• **WHAT YOU ARE ASKED TO DO**:
Copy each line below that includes "WILLIAMS".

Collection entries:
######

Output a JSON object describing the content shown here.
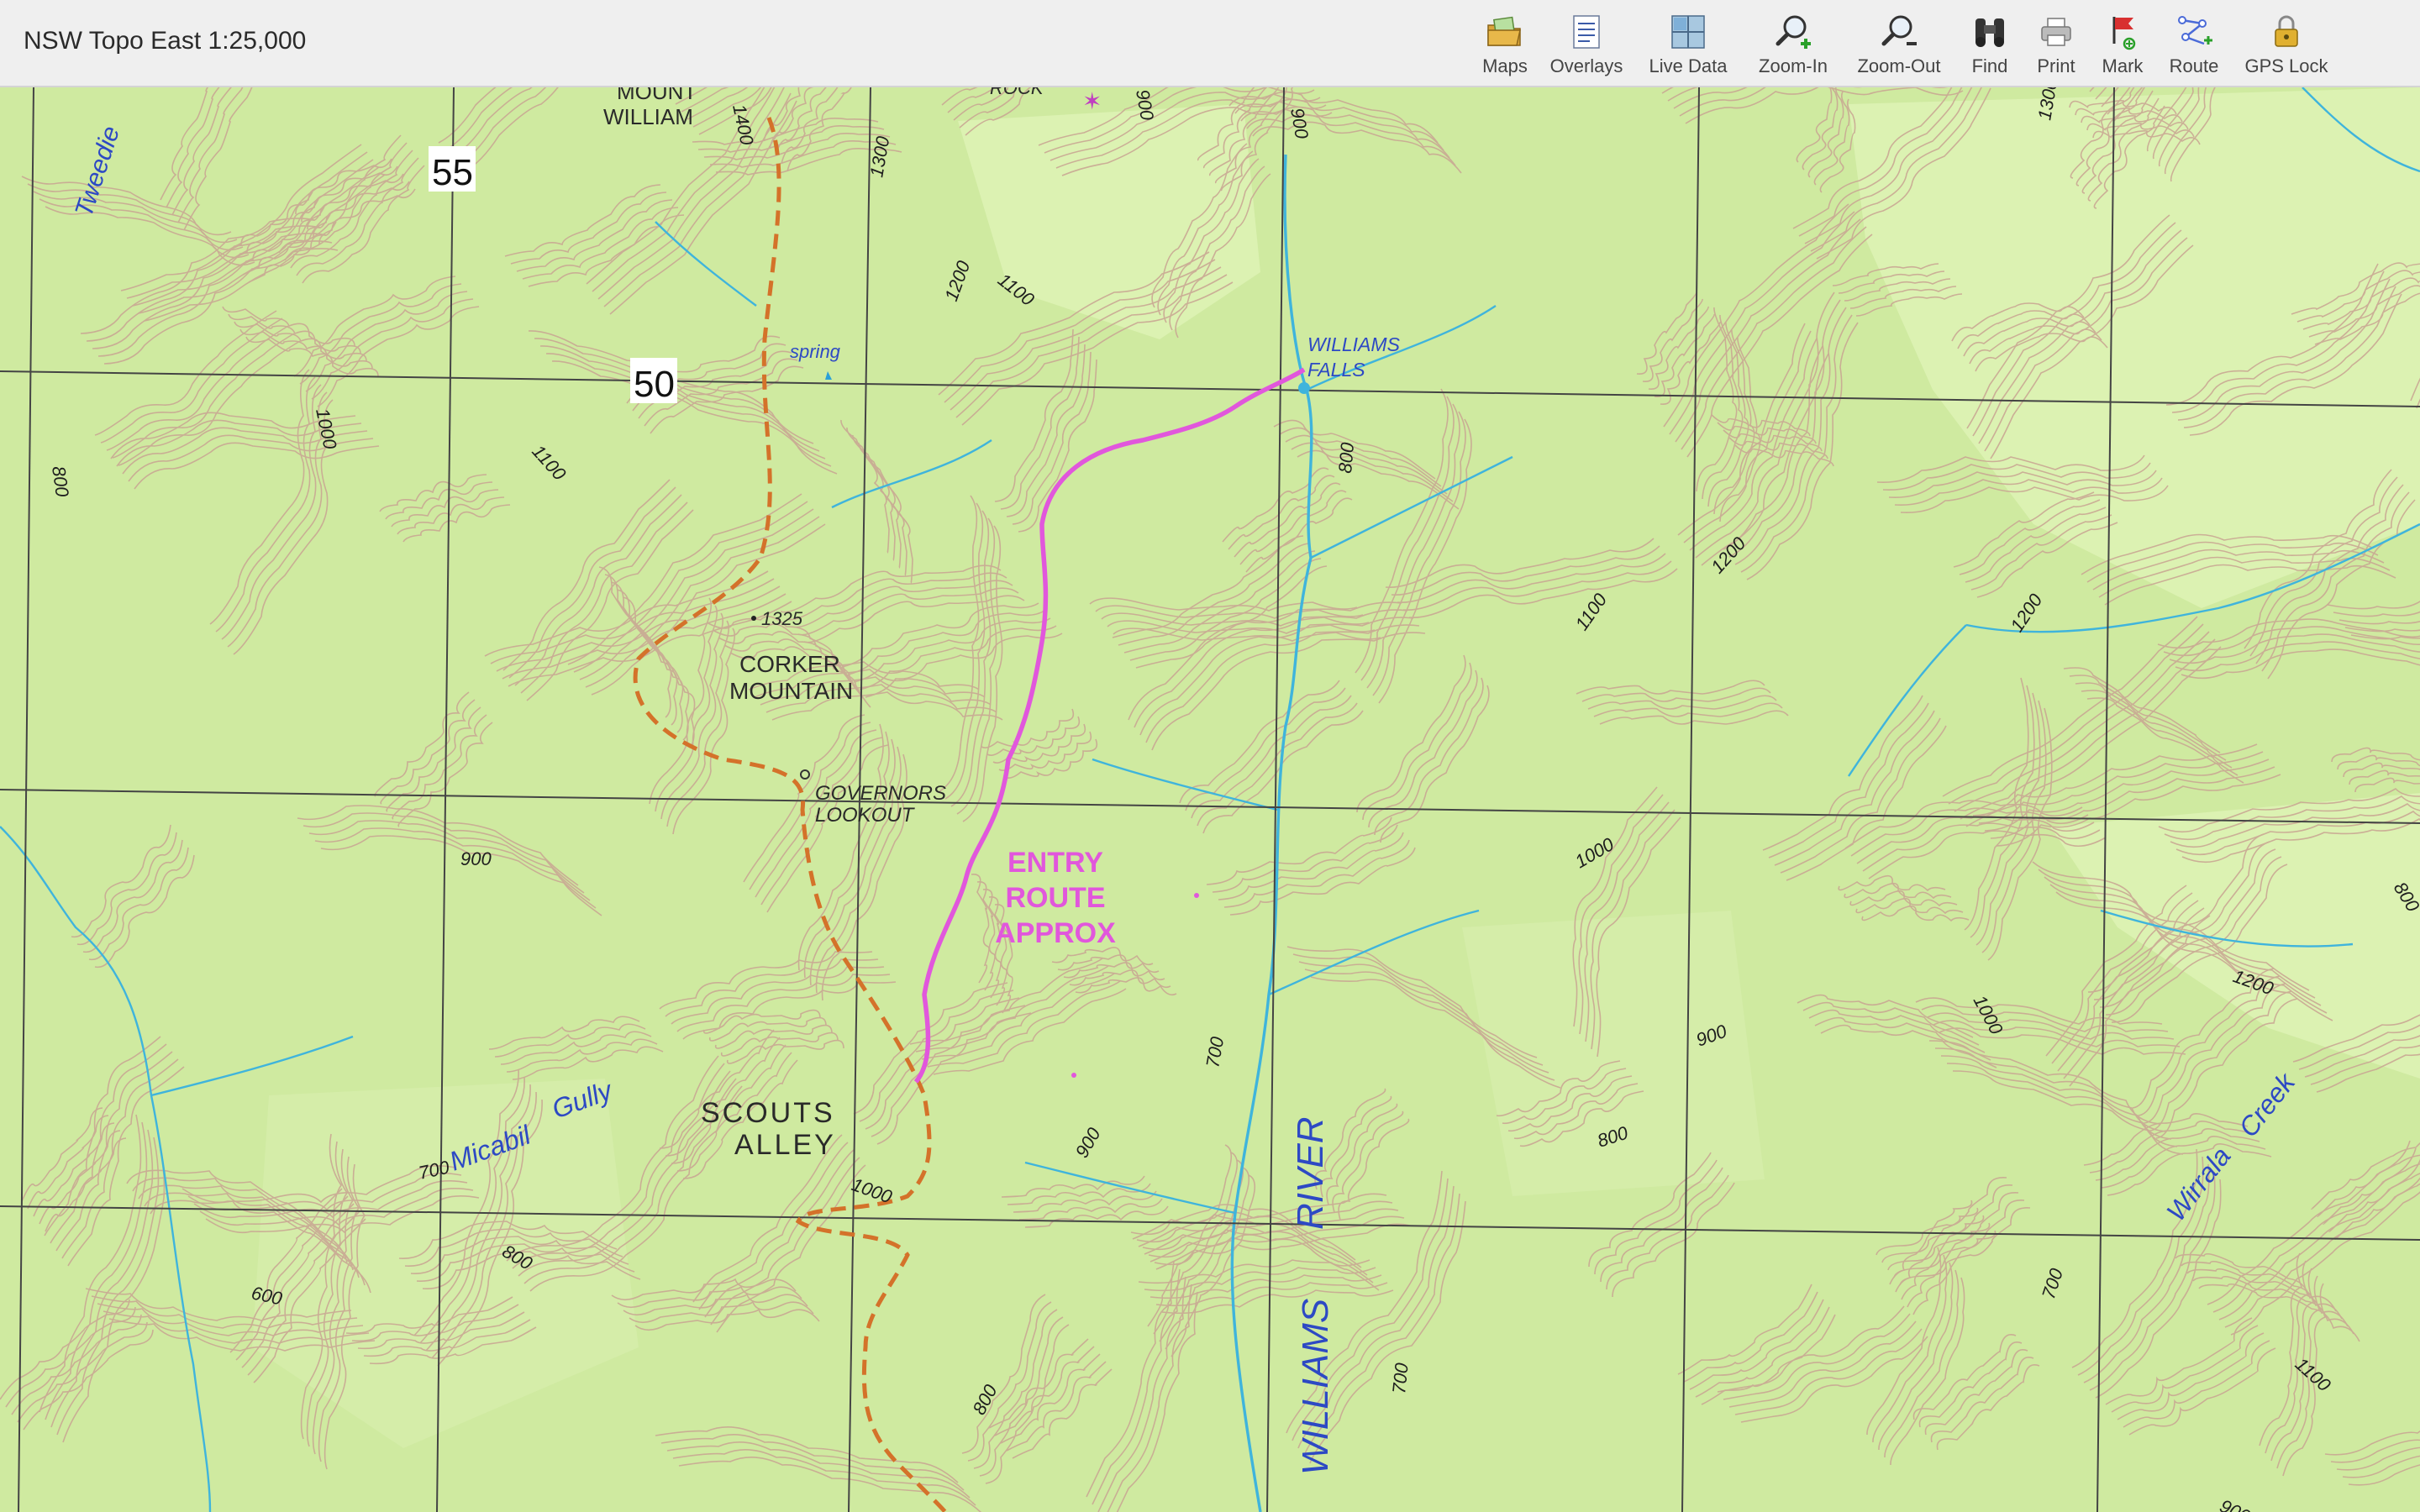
{
  "window": {
    "title": "NSW Topo East 1:25,000"
  },
  "toolbar": {
    "items": [
      {
        "id": "maps",
        "label": "Maps",
        "icon": "folder-maps-icon"
      },
      {
        "id": "overlays",
        "label": "Overlays",
        "icon": "overlays-list-icon"
      },
      {
        "id": "live",
        "label": "Live Data",
        "icon": "grid-table-icon"
      },
      {
        "id": "zoomin",
        "label": "Zoom-In",
        "icon": "magnifier-plus-icon"
      },
      {
        "id": "zoomout",
        "label": "Zoom-Out",
        "icon": "magnifier-minus-icon"
      },
      {
        "id": "find",
        "label": "Find",
        "icon": "binoculars-icon"
      },
      {
        "id": "print",
        "label": "Print",
        "icon": "printer-icon"
      },
      {
        "id": "mark",
        "label": "Mark",
        "icon": "flag-marker-icon"
      },
      {
        "id": "route",
        "label": "Route",
        "icon": "route-nodes-icon"
      },
      {
        "id": "gps",
        "label": "GPS Lock",
        "icon": "padlock-icon"
      }
    ]
  },
  "colors": {
    "terrain": "#cfeaa0",
    "terrain_light": "#e0f4b8",
    "contour": "#c9a894",
    "stream": "#3fb4dc",
    "road": "#d4722a",
    "route": "#e157dc",
    "grid": "#444444",
    "water_label": "#2d49c4"
  },
  "map": {
    "grid_numbers": [
      "55",
      "50"
    ],
    "place_names": {
      "mount_william_1": "MOUNT",
      "mount_william_2": "WILLIAM",
      "corker_1": "CORKER",
      "corker_2": "MOUNTAIN",
      "governors_1": "GOVERNORS",
      "governors_2": "LOOKOUT",
      "scouts_1": "SCOUTS",
      "scouts_2": "ALLEY",
      "rock": "ROCK",
      "falls_1": "WILLIAMS",
      "falls_2": "FALLS"
    },
    "spot_height": "1325",
    "spring": "spring",
    "water_names": {
      "tweedie": "Tweedie",
      "micabil": "Micabil",
      "gully": "Gully",
      "river": "RIVER",
      "williams": "WILLIAMS",
      "wirrala": "Wirrala",
      "creek": "Creek"
    },
    "route_label": [
      "ENTRY",
      "ROUTE",
      "APPROX"
    ],
    "contour_labels": [
      "1400",
      "1300",
      "900",
      "900",
      "1100",
      "1200",
      "1000",
      "1100",
      "800",
      "800",
      "1200",
      "1100",
      "1200",
      "900",
      "1000",
      "700",
      "900",
      "1000",
      "1200",
      "900",
      "800",
      "700",
      "800",
      "600",
      "700",
      "1000",
      "800",
      "700",
      "800",
      "1100",
      "900",
      "1300"
    ]
  }
}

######

• **RESULT FOR THIS EXERCISE**:
      "falls_1": "WILLIAMS",
      "williams": "WILLIAMS",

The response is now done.